Dr. Annie Heiderscheit, Director of Music Therapy, Augsburg University, MN
Dr Heiderscheit begins with an historical overview, which is fascinating – see photo. She presents this slide with minimal comment due to pressure of time.
We see some quantitative (and remarkable) stats relating to public health issues – economic costs of addiction, trauma and pain – but Dr Heiderscheit suggests that the human cost of these issues is literally unquantifiable. They affect our health, relationships, wellbeing, security, purpose, community and environment. “We can work to slap band-aids on gaping wounds, but if we don’t address these areas we are not achieving [societal] well-being”.
The ‘Crossroads’ of the title, Dr Heiderscheit suggests, represents not only a human opportunity, but an economic one. Effective music therapies are a genuine cost saving in public health issues, particularly addiction, pain and trauma, on which the presentation now focuses. She cites a recent paper (Heiderscheit, 2017), a case study of addiction patients.
Dr Heiderscheit now talks us through Ron’s therapy session, where he reflects on an image of a tree, as Ron remembers a more peaceful time in his life. Underscoring this, we hear Chopin Piano Concerto No.1 in E Minor, which was used as part of Ron’s rehabilitation/therapy. (Spotify)
We look at a description Ron’s self-reinforcing cycle of addiction and negative emotional states, and the therapeutic approach [JB comment – to my untrained eye, I infer this is a form of CBT] is described as a way to empower the individual to make a positive change in their lives.

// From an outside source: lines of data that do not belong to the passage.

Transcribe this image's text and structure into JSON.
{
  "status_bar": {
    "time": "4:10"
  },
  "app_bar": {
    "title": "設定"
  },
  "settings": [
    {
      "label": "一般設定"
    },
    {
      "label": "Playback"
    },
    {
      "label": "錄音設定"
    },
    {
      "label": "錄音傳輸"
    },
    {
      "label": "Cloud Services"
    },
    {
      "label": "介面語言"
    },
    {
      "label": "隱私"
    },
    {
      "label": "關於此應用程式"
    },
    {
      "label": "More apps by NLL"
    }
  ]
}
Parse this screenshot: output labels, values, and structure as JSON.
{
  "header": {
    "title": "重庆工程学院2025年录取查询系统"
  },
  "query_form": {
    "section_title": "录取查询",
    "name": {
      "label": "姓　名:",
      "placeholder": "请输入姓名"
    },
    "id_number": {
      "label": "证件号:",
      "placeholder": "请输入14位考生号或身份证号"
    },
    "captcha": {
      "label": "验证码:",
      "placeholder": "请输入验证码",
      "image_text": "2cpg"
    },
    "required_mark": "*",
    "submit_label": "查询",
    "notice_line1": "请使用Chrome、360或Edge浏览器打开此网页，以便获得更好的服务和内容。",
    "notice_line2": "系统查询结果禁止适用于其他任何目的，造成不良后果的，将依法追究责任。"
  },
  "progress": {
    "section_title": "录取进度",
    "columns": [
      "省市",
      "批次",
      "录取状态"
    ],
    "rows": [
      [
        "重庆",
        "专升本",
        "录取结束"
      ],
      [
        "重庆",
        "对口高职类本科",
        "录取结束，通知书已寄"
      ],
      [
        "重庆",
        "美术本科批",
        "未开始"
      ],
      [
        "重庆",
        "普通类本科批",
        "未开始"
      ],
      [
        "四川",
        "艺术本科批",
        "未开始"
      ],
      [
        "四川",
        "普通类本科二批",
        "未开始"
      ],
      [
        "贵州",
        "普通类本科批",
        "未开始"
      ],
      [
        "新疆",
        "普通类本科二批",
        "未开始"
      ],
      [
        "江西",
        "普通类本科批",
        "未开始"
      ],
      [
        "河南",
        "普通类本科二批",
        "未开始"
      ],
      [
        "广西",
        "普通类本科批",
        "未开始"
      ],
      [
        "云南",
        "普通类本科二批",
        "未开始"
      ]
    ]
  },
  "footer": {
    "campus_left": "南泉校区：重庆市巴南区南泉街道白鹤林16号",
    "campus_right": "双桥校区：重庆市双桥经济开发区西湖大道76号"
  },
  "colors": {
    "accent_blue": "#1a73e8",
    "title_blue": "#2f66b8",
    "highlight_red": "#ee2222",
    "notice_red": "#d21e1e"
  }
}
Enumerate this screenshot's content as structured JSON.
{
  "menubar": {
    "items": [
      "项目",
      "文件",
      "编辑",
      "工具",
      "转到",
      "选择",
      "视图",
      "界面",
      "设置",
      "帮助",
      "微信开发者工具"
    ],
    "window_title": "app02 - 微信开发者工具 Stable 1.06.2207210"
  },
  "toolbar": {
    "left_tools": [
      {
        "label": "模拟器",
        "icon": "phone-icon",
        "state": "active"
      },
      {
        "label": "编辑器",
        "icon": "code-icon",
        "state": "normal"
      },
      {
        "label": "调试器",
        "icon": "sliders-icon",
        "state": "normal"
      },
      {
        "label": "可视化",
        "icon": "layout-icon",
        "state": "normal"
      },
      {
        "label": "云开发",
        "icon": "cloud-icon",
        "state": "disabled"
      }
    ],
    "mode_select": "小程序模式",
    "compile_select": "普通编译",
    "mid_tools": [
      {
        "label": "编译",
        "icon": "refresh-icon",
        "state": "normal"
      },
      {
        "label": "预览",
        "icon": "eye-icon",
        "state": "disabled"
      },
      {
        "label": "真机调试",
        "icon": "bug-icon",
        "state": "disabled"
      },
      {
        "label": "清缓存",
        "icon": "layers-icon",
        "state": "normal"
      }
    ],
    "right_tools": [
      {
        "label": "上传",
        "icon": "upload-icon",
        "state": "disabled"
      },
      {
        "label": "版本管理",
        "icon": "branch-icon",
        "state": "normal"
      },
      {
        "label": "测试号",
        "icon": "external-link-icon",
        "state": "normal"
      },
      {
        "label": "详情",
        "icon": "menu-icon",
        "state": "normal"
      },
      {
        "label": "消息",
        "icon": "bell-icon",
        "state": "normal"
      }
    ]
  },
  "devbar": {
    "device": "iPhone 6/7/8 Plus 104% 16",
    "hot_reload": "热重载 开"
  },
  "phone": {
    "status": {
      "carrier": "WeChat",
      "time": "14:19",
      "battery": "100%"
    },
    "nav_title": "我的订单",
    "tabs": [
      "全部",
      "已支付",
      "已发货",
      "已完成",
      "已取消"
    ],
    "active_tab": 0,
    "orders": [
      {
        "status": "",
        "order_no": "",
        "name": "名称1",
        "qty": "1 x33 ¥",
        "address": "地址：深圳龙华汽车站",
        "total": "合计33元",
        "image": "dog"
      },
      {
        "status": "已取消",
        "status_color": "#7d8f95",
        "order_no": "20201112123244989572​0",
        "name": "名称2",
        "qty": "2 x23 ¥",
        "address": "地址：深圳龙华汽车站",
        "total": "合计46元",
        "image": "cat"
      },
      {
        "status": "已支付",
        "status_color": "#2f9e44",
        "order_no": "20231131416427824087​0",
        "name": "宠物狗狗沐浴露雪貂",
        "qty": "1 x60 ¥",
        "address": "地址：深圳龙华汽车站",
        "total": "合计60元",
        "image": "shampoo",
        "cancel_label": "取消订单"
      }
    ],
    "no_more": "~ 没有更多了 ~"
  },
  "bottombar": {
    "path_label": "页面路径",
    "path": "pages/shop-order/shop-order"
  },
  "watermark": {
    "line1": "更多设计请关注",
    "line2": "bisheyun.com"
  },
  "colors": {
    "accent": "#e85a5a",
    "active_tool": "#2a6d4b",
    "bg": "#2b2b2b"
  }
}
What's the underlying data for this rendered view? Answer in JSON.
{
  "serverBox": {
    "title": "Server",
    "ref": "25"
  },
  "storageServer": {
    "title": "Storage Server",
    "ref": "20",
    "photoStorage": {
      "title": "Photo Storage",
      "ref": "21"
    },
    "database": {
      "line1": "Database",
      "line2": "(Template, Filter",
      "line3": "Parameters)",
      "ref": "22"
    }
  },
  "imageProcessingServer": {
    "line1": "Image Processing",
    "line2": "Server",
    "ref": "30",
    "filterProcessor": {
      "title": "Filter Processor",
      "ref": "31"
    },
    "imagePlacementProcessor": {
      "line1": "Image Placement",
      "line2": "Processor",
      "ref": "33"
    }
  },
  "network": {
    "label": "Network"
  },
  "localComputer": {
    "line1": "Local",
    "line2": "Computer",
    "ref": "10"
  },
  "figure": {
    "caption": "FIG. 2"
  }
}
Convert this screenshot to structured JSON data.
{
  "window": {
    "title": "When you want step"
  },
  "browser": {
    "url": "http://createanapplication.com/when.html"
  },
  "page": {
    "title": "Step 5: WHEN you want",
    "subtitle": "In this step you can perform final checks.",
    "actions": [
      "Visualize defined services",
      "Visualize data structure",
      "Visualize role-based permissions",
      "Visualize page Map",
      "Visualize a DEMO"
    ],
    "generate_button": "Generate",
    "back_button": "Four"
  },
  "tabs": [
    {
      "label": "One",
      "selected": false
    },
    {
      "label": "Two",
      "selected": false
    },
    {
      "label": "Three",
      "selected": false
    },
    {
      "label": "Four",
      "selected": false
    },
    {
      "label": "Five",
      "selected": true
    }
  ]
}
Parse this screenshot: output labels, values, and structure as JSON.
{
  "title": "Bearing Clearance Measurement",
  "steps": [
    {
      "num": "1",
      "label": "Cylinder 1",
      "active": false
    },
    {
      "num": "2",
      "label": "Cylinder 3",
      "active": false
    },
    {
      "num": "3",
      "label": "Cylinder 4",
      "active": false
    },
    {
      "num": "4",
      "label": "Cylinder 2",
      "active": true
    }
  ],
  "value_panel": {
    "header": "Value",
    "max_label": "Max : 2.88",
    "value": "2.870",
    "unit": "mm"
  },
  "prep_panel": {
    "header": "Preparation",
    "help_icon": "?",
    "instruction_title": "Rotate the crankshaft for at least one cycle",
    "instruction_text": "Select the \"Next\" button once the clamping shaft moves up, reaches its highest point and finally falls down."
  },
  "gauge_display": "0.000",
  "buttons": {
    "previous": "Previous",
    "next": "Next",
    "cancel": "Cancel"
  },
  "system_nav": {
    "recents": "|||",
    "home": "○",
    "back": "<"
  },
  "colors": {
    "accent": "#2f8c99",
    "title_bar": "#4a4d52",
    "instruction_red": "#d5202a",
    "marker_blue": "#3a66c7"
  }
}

“We all likely know someone in our lives who is impacted by trauma and pain. We want to bring hope and healing to them”.